The women’s short, impressionistic vignettes are a source of balance against William’s endless monologues. His stream-of-consciousness thoughts flit across the weekend after his job loss, his final days, and everywhere in between. His long-winded, wandering, and associative thoughts have less direction than those of the women in his life. In his mania, he treats as serious what might otherwise be considered mad, upside down, or absurdist. He makes literary references, but they’re obscure; he ruminates on pop culture, art, politics, and religion in a far-fetched manner.
As the cast cycles around each other’s vantage points, they suggest a new way of seeing all together—one that’s both sensible and not. The plot becomes a protracted thought experiment. It taxes, probes, and pushes the boundaries of the genre, using the family’s abiding love for each other to suggest a sympathetic outlook on the world at large. Despite his shortcomings, William’s wife and daughter accept him; and his love for them endures through his estrangement. Lyrical metaphors and allusions are often present in place of their emotions, though; the pace becomes mired in its thoughtfulness, eliciting an estranged, distant mindset.
The Escalator is a sympathetic novel in which a peculiar family is impacted by the predicaments of their era.
Blueink Review (Reviewed: June 2022)
In this tale, members of an English family consider life as it pivots around their mentally unstable husband and father.
The story begins as retired couple William and Cas enjoy a cruise from Genoa to Shanghai. The ocean liner represents a metaphor of sorts for William as he reflects on his recovery from “insanity.” Following a cruise stop in Shanghai, the story is told in alternating points of view, primarily William’s, but also those of Cas and their adult daughter, Lois.
William’s memories shift from the times he was well, moments around the arrival of news “he had been sacked,” and years of mental illness, marked by escalators and other symbols or touchstones and his belief that he’s the pilot of the Concorde, the pope, and a scriptwriter for a popular soap opera. William and Lois also recall their regular meetings at McDonalds when William believes his daughter to be a stalker.
While Cas, who “hated just about everyone,” is markedly different from the kindhearted William, she’s “the love of his life.” Nonetheless, in his illness Cas seems to have abandoned him. Her recollections come from a room she inhabits alone by the sea.

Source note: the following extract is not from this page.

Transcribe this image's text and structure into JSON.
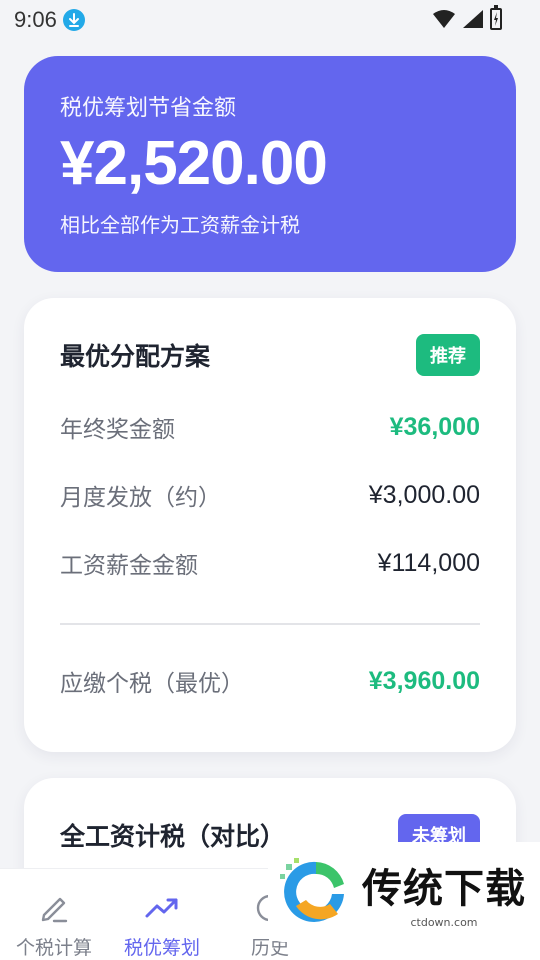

This is an intelligently written, layered story informed by philosophy, symbolism and
introspection. The characters are authentic, their experiences and emotions likely to resonate with readers. However, the story can be difficult to follow as it slips back and forth in time. For example, Cas mourns William’s death, but his recollections follow. Likewise, after the family buries Cas, her viewpoint is very much alive in ensuing paragraphs. Some of the narrative takes place during COVID, but William is stricken by a different virus on the ship; it’s unclear if or how the two are related. The confusion might easily be remedied with clearer transitions in the shifts in time and characters.
Difficult timeline aside, this story should appeal to careful readers who enjoy smart
conversations and contemplation of life’s bigger questions.
This is a selection of professional or editorial book reviews of The Escalator, linking to the original review.